Dataset entries
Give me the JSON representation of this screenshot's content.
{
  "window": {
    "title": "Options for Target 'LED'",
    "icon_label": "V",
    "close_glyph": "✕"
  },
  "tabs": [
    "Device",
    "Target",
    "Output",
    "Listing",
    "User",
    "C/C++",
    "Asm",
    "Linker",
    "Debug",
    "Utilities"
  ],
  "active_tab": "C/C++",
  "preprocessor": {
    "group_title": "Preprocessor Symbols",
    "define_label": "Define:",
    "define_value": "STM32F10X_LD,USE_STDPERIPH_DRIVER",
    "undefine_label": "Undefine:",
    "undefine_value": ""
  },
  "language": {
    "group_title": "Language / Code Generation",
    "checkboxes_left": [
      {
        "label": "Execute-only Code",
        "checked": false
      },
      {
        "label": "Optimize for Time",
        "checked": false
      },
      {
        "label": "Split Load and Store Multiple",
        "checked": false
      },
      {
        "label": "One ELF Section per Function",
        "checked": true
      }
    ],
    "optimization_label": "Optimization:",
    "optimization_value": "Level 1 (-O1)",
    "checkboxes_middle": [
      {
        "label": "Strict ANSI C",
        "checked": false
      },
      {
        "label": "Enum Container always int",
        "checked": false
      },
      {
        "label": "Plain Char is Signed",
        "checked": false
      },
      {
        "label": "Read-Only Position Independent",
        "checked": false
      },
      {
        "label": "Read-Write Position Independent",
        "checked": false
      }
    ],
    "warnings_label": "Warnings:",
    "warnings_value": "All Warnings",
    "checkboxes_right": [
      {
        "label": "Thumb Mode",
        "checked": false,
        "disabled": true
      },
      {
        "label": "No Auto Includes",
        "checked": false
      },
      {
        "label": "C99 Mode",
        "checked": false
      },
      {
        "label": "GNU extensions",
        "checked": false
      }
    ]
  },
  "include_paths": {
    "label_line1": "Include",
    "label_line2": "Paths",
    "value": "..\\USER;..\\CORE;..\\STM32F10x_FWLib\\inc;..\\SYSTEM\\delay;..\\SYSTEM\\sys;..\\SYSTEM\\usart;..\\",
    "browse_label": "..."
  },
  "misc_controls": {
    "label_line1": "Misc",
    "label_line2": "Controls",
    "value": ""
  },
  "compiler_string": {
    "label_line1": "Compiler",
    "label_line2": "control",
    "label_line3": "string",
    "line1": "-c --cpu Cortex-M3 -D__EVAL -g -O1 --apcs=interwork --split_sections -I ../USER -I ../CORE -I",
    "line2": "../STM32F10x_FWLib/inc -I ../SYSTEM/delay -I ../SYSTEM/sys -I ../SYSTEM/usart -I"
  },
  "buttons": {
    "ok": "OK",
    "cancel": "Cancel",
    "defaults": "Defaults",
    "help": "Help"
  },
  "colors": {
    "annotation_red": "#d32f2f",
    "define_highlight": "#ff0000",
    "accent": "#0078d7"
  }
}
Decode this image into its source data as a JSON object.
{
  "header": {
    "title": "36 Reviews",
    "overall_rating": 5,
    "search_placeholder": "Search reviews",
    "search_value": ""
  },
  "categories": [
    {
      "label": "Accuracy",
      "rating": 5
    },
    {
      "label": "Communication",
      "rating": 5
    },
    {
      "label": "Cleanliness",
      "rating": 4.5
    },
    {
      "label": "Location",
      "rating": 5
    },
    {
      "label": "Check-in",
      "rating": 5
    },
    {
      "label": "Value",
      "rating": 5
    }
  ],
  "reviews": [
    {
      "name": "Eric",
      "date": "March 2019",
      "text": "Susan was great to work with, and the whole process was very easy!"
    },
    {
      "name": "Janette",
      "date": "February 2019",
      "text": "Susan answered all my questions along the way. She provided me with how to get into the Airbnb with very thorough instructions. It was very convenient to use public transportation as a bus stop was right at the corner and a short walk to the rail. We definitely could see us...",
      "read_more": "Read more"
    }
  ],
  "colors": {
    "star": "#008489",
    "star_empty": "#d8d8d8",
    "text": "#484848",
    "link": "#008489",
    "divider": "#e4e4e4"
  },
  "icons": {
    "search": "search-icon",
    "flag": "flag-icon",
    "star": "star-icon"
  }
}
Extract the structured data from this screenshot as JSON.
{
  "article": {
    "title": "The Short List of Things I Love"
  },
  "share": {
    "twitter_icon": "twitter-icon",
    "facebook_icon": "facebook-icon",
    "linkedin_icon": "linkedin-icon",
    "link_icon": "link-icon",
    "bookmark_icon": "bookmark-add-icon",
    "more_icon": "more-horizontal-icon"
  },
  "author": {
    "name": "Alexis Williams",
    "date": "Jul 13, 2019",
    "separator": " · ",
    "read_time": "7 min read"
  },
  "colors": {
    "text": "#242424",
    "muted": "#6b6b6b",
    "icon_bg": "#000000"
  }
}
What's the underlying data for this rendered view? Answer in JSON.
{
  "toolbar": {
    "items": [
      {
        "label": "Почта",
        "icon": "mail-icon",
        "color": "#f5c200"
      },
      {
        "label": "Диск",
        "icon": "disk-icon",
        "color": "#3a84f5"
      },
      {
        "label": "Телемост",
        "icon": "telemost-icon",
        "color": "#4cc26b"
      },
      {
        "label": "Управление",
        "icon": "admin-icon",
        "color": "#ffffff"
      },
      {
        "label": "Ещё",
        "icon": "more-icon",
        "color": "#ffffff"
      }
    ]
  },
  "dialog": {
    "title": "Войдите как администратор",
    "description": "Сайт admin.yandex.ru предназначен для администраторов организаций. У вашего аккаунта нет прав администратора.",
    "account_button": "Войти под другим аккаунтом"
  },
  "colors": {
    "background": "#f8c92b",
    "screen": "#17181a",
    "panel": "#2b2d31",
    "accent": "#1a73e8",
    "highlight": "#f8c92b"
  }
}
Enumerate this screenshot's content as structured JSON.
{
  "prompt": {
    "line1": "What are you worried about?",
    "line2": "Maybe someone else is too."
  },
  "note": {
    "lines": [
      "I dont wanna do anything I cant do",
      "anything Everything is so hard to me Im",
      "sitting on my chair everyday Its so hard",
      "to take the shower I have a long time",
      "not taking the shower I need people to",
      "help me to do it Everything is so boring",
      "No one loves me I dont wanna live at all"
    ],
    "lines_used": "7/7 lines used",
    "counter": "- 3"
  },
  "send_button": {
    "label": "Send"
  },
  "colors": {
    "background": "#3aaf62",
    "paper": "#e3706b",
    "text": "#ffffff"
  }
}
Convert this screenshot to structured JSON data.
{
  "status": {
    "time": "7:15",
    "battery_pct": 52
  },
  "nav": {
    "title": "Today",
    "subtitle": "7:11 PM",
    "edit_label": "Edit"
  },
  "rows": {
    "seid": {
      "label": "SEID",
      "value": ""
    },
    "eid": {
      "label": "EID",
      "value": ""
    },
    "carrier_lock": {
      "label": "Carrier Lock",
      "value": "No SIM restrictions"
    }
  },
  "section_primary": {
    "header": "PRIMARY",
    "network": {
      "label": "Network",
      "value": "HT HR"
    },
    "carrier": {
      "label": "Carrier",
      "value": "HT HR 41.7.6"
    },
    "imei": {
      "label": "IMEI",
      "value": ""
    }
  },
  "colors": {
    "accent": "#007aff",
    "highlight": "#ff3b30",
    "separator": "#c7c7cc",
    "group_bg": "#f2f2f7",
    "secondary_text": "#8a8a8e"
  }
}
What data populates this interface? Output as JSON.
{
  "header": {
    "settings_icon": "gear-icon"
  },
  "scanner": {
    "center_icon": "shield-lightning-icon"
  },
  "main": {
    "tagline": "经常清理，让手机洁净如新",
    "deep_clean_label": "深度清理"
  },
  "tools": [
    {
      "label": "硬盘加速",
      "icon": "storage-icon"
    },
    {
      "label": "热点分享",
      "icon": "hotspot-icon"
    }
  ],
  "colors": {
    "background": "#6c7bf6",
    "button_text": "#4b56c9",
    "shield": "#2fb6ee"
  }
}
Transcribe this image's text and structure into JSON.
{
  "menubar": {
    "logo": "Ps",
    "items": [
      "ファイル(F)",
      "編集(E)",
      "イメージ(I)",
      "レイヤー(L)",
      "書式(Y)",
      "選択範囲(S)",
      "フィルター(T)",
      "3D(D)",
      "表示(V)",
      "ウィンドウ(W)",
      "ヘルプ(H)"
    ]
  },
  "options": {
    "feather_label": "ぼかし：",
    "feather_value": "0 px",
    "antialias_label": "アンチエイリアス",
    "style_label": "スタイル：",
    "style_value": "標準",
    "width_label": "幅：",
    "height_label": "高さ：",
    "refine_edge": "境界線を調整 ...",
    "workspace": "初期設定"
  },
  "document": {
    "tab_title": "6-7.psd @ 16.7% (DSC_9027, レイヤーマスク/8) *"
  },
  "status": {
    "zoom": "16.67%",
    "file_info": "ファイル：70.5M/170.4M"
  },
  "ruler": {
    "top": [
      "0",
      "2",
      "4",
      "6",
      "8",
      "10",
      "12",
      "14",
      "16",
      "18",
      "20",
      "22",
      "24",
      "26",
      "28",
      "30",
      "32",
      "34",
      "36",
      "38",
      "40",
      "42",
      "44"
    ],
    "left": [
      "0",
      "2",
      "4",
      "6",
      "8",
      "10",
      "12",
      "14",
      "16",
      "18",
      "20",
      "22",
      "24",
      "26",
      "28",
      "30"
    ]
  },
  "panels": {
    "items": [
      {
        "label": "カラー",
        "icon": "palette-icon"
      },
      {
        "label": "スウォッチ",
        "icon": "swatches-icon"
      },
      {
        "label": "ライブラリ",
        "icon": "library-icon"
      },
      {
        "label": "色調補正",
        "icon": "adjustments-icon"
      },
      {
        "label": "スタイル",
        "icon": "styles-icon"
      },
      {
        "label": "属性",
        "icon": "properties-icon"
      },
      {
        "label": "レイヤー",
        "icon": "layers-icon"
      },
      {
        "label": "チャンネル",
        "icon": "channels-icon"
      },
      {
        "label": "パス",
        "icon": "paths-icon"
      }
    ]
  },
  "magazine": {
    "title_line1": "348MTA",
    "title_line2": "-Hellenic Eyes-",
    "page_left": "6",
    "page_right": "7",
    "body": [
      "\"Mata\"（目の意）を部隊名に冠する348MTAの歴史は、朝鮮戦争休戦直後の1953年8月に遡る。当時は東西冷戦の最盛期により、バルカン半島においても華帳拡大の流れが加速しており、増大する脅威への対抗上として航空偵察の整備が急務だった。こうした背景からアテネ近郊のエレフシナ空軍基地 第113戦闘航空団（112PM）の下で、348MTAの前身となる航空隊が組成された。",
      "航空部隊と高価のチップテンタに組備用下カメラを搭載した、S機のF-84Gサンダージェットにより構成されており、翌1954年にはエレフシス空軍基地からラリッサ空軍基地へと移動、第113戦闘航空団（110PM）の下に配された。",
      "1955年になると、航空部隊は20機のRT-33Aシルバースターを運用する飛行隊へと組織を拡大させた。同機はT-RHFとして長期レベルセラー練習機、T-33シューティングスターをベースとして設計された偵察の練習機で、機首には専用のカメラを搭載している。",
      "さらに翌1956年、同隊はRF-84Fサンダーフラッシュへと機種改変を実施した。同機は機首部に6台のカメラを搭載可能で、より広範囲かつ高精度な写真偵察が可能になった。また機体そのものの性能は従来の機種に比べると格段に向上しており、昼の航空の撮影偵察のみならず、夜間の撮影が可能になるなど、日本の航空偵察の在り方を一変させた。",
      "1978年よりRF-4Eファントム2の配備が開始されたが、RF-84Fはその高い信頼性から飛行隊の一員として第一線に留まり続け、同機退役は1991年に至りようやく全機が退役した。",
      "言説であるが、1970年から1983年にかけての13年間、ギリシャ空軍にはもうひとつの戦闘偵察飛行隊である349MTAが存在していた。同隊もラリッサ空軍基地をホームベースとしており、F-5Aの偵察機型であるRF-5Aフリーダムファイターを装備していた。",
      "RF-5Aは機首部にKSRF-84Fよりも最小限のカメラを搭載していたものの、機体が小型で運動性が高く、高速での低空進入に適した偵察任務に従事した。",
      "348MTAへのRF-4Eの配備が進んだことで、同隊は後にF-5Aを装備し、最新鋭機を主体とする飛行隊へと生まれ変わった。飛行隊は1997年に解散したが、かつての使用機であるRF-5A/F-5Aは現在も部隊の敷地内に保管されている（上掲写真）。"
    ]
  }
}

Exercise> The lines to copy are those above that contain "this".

Task result>
Give me the JSON representation of this screenshot's content.
Decode this image into its source data as a JSON object.
Extract the structured data from this screenshot as JSON.
What's the underlying data for this rendered view? Answer in JSON.
Enumerate this screenshot's content as structured JSON.
Convert this screenshot to structured JSON data.
What data populates this interface? Output as JSON.
Transcribe this image's text and structure into JSON.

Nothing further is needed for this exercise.